As a camper sitting on the student bench, one name really stuck out to me: “Jane Spell High-Up 77” is written in a light blue paint that seems to only have gotten brighter with age while other names have faded. I’ve always wondered what she used to write that with! Later as a riflery instructor, I read on the inside of the gun cabinet where Spell supposedly “ate a bullet 7-25-77.” I always associated Jane Spell with the rifle range and was excited to meet her one summer and later learn she and my mother went to camp together.

One of the most exciting parts of being a riflery instructor is getting to name the guns. The girls enjoy calling the guns by their names and returning each year to shoot their favorite gun. We have Annie Oakley and Drop Dead Fred for the classic Westerns, Draco Malfoy and Captain Jack Sparrow from recent big movies, Guildenstern from Shakespeare, and Big Daddy, Bad Momma, and Little Bertha too. Some old favorites who have since been retired are the Fresh Prince of Bel Air, Oscar the Grouch, and Old Dirty Betty. I chose to name one of our new guns “Spell” in honor of Jane Spell, who has always been a part of the rifle range to me even before I met her. The gun reads “Spell” and then in a smaller print: “eating bullets since 1977.” This summer the campers were so excited to shoot the new gun. Every time we had a new group at the range, someone would ask, “Is Spell named for Jane Spell?” Their next question would then be: “Did she REALLY eat a bullet in ’77?” I wasn’t there in 1977, so I can’t for sure say if she did, but I do know Jane Spell became a Rockbrook legend when it was written in the cabinet!

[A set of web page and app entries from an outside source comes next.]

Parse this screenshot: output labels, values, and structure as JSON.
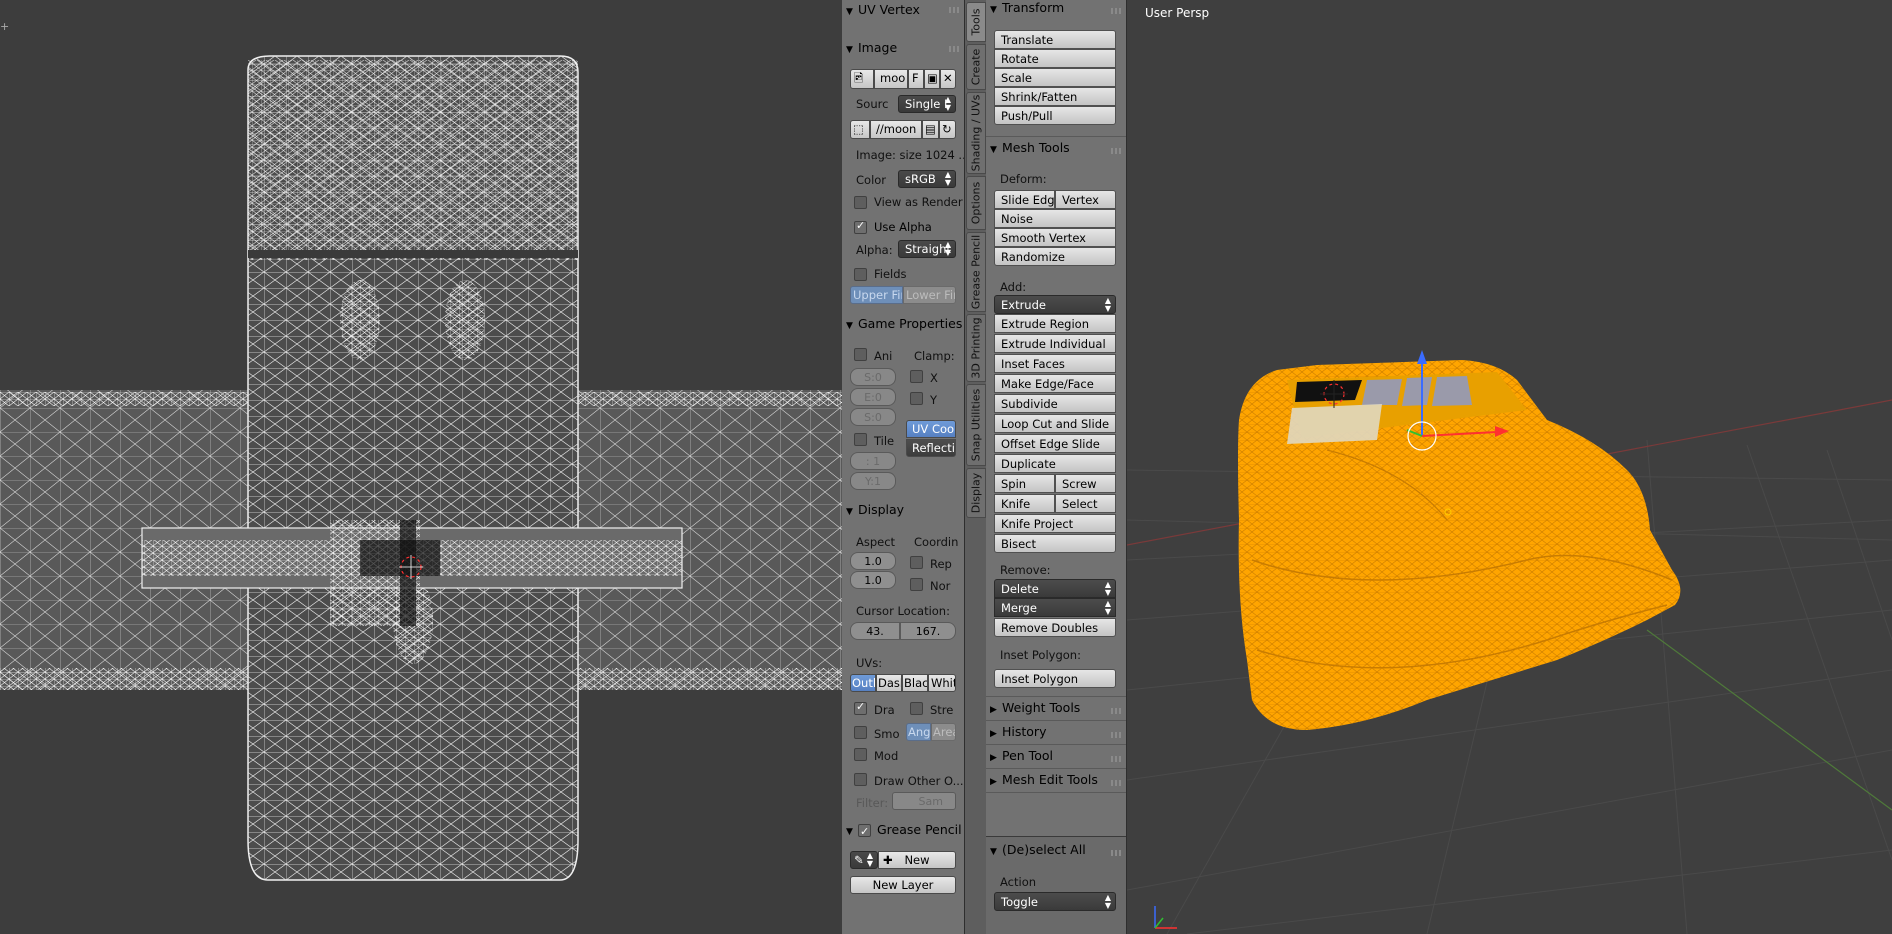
{
  "uv_panel": {
    "uv_vertex_title": "UV Vertex",
    "image_title": "Image",
    "image_name": "moo",
    "image_fake_user": "F",
    "source_label": "Sourc",
    "source_value": "Single I",
    "filepath": "//moon",
    "image_info": "Image: size 1024 ...",
    "color_label": "Color",
    "color_value": "sRGB",
    "view_as_render": "View as Render",
    "use_alpha": "Use Alpha",
    "alpha_label": "Alpha:",
    "alpha_value": "Straight",
    "fields": "Fields",
    "upper_first": "Upper Firs",
    "lower_first": "Lower Firs",
    "game_properties_title": "Game Properties",
    "animated": "Ani",
    "clamp_label": "Clamp:",
    "start_field": "S:0",
    "end_field": "E:0",
    "speed_field": "S:0",
    "clamp_x": "X",
    "clamp_y": "Y",
    "uv_coordinates": "UV Coo",
    "reflection": "Reflecti",
    "tiles": "Tile",
    "tile_x": ": 1",
    "tile_y": "Y:1",
    "display_title": "Display",
    "aspect_label": "Aspect",
    "aspect_x": "1.0",
    "aspect_y": "1.0",
    "coordinates_label": "Coordin",
    "repeat": "Rep",
    "normalized": "Nor",
    "cursor_location_label": "Cursor Location:",
    "cursor_x": "43.",
    "cursor_y": "167.",
    "uvs_label": "UVs:",
    "uv_outline": "Outl",
    "uv_dash": "Dash",
    "uv_black": "Blac",
    "uv_white": "Whit",
    "draw_faces": "Dra",
    "stretch": "Stre",
    "smooth": "Smo",
    "angle": "Angl",
    "area": "Area",
    "modified": "Mod",
    "draw_other_objects": "Draw Other O...",
    "filter_label": "Filter:",
    "filter_value": "Sam",
    "grease_pencil_title": "Grease Pencil",
    "new_button": "New",
    "new_layer_button": "New Layer"
  },
  "tabs": [
    "Tools",
    "Create",
    "Shading / UVs",
    "Options",
    "Grease Pencil",
    "3D Printing",
    "Snap Utilities",
    "Display"
  ],
  "tool_shelf": {
    "transform_title": "Transform",
    "translate": "Translate",
    "rotate": "Rotate",
    "scale": "Scale",
    "shrink_fatten": "Shrink/Fatten",
    "push_pull": "Push/Pull",
    "mesh_tools_title": "Mesh Tools",
    "deform_label": "Deform:",
    "slide_edge": "Slide Edge",
    "vertex": "Vertex",
    "noise": "Noise",
    "smooth_vertex": "Smooth Vertex",
    "randomize": "Randomize",
    "add_label": "Add:",
    "extrude_menu": "Extrude",
    "extrude_region": "Extrude Region",
    "extrude_individual": "Extrude Individual",
    "inset_faces": "Inset Faces",
    "make_edge_face": "Make Edge/Face",
    "subdivide": "Subdivide",
    "loop_cut_slide": "Loop Cut and Slide",
    "offset_edge_slide": "Offset Edge Slide",
    "duplicate": "Duplicate",
    "spin": "Spin",
    "screw": "Screw",
    "knife": "Knife",
    "select": "Select",
    "knife_project": "Knife Project",
    "bisect": "Bisect",
    "remove_label": "Remove:",
    "delete_menu": "Delete",
    "merge_menu": "Merge",
    "remove_doubles": "Remove Doubles",
    "inset_polygon_label": "Inset Polygon:",
    "inset_polygon": "Inset Polygon",
    "weight_tools": "Weight Tools",
    "history": "History",
    "pen_tool": "Pen Tool",
    "mesh_edit_tools": "Mesh Edit Tools",
    "deselect_all_title": "(De)select All",
    "action_label": "Action",
    "action_value": "Toggle"
  },
  "viewport": {
    "view_label": "User Persp",
    "colors": {
      "mesh": "#ffa500",
      "background": "#3f3f3f"
    }
  },
  "colors": {
    "panel": "#727272",
    "active_blue": "#5680c2"
  }
}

—Leah Mayo

Words that Inspire

During a staff meeting this past summer, we divided our counselors into groups of four. Each group was given a set of famous quotations that they were asked to relate to their job at a summer camp. After five minutes the groups traded quotations and the pattern continued until each counselor had analyzed about 25 different quotes.

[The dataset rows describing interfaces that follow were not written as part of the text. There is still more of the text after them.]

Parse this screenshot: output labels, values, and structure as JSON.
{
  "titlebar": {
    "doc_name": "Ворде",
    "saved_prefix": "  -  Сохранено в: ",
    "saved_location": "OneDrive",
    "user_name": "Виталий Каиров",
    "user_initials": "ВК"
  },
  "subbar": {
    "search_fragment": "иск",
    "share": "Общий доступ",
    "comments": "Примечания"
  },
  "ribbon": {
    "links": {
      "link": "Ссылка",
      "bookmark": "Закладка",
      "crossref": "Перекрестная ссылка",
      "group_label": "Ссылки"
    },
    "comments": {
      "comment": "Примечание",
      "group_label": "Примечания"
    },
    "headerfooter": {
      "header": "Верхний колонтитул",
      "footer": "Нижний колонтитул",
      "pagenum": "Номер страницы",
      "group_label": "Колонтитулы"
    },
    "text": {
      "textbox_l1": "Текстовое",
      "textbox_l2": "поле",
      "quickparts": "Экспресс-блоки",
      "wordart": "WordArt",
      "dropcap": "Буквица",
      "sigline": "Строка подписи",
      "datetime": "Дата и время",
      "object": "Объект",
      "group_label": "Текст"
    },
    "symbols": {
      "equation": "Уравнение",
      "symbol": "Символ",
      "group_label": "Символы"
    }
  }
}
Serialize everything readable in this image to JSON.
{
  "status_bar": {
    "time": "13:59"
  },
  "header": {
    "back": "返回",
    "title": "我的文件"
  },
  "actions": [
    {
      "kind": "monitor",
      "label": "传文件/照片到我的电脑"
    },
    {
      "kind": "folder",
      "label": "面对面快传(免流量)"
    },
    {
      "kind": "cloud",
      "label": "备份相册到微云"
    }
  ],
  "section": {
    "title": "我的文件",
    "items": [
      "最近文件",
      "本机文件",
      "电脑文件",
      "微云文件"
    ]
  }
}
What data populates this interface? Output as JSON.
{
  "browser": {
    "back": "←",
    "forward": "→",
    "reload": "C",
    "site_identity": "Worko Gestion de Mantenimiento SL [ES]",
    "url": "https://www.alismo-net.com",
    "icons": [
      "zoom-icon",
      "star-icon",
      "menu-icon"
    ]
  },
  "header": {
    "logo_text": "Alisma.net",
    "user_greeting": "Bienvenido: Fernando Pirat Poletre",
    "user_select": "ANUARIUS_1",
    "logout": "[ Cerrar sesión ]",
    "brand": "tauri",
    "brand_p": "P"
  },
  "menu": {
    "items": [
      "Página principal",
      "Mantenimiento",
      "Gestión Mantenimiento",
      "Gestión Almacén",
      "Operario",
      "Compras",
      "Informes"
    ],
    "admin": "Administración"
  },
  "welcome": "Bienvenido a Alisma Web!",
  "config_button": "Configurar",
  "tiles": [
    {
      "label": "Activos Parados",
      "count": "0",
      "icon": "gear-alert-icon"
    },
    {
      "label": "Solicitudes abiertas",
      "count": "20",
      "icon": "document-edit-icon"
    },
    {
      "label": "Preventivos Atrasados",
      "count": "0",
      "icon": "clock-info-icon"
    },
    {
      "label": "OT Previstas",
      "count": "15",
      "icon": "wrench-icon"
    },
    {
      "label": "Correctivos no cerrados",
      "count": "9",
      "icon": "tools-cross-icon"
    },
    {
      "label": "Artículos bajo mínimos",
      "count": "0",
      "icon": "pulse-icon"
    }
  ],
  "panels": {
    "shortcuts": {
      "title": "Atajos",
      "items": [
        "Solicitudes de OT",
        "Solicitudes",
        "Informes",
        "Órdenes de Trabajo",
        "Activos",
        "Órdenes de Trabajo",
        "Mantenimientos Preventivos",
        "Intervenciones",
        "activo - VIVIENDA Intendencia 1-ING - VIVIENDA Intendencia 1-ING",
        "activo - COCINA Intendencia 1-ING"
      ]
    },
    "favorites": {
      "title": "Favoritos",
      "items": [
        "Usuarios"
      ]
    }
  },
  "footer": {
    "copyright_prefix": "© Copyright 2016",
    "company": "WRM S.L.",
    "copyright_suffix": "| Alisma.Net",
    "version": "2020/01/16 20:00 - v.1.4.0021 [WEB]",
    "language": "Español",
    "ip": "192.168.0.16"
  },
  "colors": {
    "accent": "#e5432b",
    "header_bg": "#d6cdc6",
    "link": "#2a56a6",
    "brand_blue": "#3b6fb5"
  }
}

Some of the responses from counselors were funny, some sweet and tender, and many were thought-provoking. Take a look at a sampling of the words that inspired our job performance last summer.

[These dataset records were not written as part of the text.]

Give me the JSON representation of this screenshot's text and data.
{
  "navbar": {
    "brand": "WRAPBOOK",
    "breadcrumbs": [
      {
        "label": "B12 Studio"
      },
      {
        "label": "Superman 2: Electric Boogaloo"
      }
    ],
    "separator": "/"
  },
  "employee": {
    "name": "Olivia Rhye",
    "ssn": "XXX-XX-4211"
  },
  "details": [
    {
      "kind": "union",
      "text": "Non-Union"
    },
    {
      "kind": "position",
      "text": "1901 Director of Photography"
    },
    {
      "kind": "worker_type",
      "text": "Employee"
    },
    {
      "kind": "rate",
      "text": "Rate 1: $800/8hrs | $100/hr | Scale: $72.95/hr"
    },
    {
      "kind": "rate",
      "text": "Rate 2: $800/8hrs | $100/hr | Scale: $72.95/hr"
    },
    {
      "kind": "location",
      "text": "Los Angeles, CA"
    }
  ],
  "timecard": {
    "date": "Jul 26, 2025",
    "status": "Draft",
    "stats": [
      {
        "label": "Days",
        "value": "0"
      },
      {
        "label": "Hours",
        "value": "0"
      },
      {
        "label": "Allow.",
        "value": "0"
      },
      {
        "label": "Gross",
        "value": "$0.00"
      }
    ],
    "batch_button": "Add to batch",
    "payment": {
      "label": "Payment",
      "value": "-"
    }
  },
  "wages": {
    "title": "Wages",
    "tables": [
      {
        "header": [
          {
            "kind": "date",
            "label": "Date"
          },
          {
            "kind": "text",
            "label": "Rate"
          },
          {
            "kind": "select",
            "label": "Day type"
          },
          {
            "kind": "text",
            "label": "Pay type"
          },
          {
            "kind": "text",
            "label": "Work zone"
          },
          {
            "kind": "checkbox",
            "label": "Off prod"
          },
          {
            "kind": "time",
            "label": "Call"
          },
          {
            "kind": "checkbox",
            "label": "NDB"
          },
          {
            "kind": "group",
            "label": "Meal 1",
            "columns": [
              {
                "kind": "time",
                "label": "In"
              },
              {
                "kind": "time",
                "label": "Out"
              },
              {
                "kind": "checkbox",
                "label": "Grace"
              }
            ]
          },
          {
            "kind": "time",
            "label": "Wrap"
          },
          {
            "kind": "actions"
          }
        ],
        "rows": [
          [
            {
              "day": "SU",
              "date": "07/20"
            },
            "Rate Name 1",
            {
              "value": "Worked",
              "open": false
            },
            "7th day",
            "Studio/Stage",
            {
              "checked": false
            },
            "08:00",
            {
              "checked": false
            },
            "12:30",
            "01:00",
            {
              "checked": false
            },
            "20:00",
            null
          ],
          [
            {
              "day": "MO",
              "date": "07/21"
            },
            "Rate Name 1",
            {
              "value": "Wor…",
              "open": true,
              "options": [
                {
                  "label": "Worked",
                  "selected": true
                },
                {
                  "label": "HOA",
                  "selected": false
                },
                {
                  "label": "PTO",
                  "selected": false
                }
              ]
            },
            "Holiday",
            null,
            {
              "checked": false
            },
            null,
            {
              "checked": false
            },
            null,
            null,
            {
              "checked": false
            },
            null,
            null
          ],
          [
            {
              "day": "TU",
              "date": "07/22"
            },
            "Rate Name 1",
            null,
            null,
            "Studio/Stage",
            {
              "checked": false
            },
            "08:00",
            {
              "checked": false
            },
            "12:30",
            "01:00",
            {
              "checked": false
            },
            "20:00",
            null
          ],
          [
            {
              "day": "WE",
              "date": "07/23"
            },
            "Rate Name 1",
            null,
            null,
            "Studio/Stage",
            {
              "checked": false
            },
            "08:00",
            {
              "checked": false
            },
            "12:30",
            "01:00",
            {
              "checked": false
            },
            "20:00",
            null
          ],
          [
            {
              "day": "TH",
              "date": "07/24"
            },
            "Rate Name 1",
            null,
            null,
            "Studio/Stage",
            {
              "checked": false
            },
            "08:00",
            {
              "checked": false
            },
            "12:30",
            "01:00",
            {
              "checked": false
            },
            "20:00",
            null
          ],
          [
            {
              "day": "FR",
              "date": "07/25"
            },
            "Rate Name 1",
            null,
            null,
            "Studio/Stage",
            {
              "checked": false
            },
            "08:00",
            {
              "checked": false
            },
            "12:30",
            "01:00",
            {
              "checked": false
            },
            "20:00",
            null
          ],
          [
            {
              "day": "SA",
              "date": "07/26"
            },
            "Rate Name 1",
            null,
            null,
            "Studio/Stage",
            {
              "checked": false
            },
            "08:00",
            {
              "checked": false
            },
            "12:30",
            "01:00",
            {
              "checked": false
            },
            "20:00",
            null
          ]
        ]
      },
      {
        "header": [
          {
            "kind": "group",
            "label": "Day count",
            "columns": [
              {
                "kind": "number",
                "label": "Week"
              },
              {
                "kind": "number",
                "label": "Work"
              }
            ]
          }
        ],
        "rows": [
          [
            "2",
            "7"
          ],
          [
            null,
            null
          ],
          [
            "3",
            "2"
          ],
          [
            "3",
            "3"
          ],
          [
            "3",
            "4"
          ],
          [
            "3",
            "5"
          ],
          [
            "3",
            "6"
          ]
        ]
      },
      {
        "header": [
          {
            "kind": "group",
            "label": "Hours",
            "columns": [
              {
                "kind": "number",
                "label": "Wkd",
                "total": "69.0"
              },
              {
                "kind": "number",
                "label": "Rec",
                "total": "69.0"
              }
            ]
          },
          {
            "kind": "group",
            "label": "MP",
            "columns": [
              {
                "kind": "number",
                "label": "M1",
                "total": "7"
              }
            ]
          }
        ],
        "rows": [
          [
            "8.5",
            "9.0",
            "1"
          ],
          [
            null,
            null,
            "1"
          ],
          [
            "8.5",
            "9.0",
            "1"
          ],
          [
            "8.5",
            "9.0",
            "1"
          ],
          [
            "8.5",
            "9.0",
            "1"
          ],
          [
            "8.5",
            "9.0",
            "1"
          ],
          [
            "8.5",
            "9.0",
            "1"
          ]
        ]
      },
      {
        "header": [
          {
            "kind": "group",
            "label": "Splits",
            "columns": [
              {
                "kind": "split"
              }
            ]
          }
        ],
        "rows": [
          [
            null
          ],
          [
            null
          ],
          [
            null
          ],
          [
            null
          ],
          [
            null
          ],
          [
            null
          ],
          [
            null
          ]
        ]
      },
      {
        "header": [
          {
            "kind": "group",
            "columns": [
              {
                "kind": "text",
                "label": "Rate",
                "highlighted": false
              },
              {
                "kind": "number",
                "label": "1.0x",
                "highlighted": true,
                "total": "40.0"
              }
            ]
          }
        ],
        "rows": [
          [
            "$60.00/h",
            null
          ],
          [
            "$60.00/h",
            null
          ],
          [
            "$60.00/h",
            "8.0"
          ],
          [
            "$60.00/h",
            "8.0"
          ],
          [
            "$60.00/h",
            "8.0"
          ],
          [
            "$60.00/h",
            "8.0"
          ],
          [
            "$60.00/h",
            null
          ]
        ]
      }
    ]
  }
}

“The only people for me are the mad ones, the ones who are mad to live, mad to talk, mad to be saved, desirous of everything at the same time, the ones who never yawn or say a commonplace thing, but burn, burn, burn like fabulous yellow roman candles exploding like spiders across the sky.”     -Jack Kerouac, On the Road

“Do the things you talked about doing but never did. Know when to let go and when to hold on tight. Stop rushing. Don’t be intimidated to say it like it is. Stop apologizing all the time. Learn to say no, so your yes has some oomph. Spend time with friends who lift you up, and cut loose the ones who bring you down. Stop giving your power away. Be more concerned with being interested than being interesting. Be old enough to appreciate your freedom, and young enough to enjoy it. Finally, know who you are.”     -Kristin Armstrong

“Life begins at the end of your comfort zone.”     -Neale Donald Walsh

“Consider the postage stamp: its usefulness consists in the ability to stick to one thing until it gets there.”     -Josh Billings

“If you think you are too small to be effective, you have never been in the dark with a mosquito.”     -Unknown